So, yeah...how emotionally invested?

The limit does not seem to exist.

#12 Posted by Eriskegal (24 posts) - - Show Bio

Wow. That's a heck of a read right there. I have felt an emotional connection with characters in television shows, much the same way you have connected with your comic book character. I'm sure no one wants to be bored with the details, but I find it easier to find that deep connection with live action actors than a drawn image. However, I have had my share of upsets when it comes to changes in drawn/written characters (or the end of them) that I can relate with. If I were drawn to superhero comics, and were as intensely aware of the history of your favorite character, I'd likely love her - as I relate to some of her past easily.

By the way, please don't take this the wrong way - your intense attraction to this character and your upset at the writer(s) who may wish to create her demise makes me worry for said writer(s) much like I would the author in Misery.

#13 Edited by Raw_Material (3212 posts) - - Show Bio

Hal Jordan - why Geoff, why?!?!

The Punisher - Almost cried...

Aquaman

Hulk

Leonardo from TMNT

Mikey from TMNT

probably other characters that I haven't mentioned, but these are just the ones on top of my head.

#14 Posted by akbogert (3217 posts) - - Show Bio

@Eriskegal: Well, maybe if Yost were the one trying to kill her off...

Heh. But nah, Annie's just a little too psychotic for me to ever be like her. Great story though.

I can understand why you'd be more drawn to live-action characters, though part of me thinks that kind of attraction will almost always be partially aimed towards the actor/actress portraying the character (at least, that tends to be the case for me). Comic characters maintain a kind of integrity across writers and artists which most live-action characters would be unable to maintain across multiple actors. I'm sure if I watched more television, particularly shows with longer runs, I'd develop a similar attachment to at least a few characters. It's why I dread watching Buffy, because I know Whedon's reputation...

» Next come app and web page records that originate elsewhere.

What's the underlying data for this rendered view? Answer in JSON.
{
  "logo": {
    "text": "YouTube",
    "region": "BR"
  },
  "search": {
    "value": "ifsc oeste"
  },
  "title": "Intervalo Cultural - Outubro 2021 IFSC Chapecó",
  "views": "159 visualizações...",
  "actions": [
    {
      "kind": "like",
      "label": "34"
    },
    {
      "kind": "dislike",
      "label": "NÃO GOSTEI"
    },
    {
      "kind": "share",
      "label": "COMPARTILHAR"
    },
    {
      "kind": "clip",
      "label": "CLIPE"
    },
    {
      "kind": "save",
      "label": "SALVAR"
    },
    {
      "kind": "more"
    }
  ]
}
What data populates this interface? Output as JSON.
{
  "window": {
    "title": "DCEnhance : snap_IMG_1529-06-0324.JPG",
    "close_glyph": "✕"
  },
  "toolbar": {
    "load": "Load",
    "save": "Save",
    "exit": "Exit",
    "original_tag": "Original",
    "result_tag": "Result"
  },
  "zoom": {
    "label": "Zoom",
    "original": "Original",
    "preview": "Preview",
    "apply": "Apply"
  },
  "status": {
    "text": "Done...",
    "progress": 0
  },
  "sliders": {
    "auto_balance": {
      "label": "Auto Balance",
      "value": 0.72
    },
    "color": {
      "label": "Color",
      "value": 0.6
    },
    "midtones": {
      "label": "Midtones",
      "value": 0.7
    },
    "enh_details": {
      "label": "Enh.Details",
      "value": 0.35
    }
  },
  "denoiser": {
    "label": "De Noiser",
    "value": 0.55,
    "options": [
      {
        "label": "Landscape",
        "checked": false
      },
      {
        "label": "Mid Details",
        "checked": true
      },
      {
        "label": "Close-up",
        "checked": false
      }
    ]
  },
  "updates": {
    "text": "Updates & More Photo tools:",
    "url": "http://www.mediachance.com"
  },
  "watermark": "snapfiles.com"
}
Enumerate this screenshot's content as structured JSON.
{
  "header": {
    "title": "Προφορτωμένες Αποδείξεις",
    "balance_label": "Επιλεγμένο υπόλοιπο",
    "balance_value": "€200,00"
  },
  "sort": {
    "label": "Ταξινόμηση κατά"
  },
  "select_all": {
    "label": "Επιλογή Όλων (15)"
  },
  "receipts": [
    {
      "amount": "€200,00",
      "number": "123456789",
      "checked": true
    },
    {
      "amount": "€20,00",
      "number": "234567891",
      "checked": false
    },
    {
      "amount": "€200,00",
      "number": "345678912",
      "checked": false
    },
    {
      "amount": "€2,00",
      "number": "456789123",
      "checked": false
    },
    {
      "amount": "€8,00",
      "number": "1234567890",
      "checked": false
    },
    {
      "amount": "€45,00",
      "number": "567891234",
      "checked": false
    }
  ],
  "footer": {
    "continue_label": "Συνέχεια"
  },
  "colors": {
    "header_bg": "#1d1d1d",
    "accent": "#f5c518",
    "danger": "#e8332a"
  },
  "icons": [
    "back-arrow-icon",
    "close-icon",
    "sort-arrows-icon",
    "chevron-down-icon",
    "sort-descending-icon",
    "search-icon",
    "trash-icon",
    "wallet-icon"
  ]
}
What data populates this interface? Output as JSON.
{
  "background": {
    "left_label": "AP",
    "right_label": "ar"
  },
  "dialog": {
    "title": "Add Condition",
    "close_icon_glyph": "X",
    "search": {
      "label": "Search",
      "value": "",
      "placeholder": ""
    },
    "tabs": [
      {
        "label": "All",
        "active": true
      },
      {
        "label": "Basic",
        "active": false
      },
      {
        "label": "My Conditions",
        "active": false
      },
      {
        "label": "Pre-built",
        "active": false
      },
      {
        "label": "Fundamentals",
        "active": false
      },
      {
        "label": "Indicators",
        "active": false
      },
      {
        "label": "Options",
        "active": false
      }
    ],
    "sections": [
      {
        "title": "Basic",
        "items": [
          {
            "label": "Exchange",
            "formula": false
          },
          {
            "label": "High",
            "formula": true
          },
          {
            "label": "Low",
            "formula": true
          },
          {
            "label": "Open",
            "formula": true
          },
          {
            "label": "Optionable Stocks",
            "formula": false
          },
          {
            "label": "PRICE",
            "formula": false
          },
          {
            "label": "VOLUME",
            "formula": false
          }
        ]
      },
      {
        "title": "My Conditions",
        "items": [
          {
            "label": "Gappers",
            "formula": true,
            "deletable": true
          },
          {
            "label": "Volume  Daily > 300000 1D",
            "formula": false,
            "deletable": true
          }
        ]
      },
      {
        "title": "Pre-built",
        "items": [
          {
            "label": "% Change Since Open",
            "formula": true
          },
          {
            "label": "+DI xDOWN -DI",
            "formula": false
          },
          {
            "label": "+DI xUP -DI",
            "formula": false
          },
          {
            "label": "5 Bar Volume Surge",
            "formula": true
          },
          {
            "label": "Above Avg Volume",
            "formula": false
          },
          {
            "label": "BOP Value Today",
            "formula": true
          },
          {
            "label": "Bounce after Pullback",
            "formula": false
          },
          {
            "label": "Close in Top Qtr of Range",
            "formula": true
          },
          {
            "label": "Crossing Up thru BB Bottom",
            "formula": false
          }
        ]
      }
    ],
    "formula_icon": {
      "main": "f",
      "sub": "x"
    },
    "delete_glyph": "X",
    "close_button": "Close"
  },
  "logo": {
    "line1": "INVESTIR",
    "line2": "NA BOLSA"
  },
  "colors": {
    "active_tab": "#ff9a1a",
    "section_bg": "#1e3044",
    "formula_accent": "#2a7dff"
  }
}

#15 Posted by lightsout (1827 posts) - - Show Bio

I'd say I may get shocked at a certain event or reveal, but I don't think I've really felt very happy or sad because of comic-events (however, I have gotten that child-like, wide-eyed, giddy feeling at moments where the hero "shows up to save the day" (like Superman showing up in Kingdom Come to stop the young-punks on the bridge, Or in DKRises when Batman "debuts" on his bike, etc).

I don't know if it's "emotionally invested", but I take a lot from the familiarity with the characters. That is, I started reading comics with Marvel (read Planet Hulk & WWHulk I believe it was), then thought "now I'll read some DC", and for the most part I haven't turned back - I got hooked. I really like a lot of Marvel's characters, but because I've read (relatively) much more DC books, I'm so familiar it's hard to peel myself away and start into another "world".

#16 Posted by Agent9149 (2894 posts) - - Show Bio

Emma Frost.

Midnighter.

#17 Posted by Blood1991 (8098 posts) - - Show Bio

Too many to list honestly..... Maybe I should get help.

#18 Posted by Fuchsia_Nightingale (10180 posts) - - Show Bio

Not very, yeh or meh.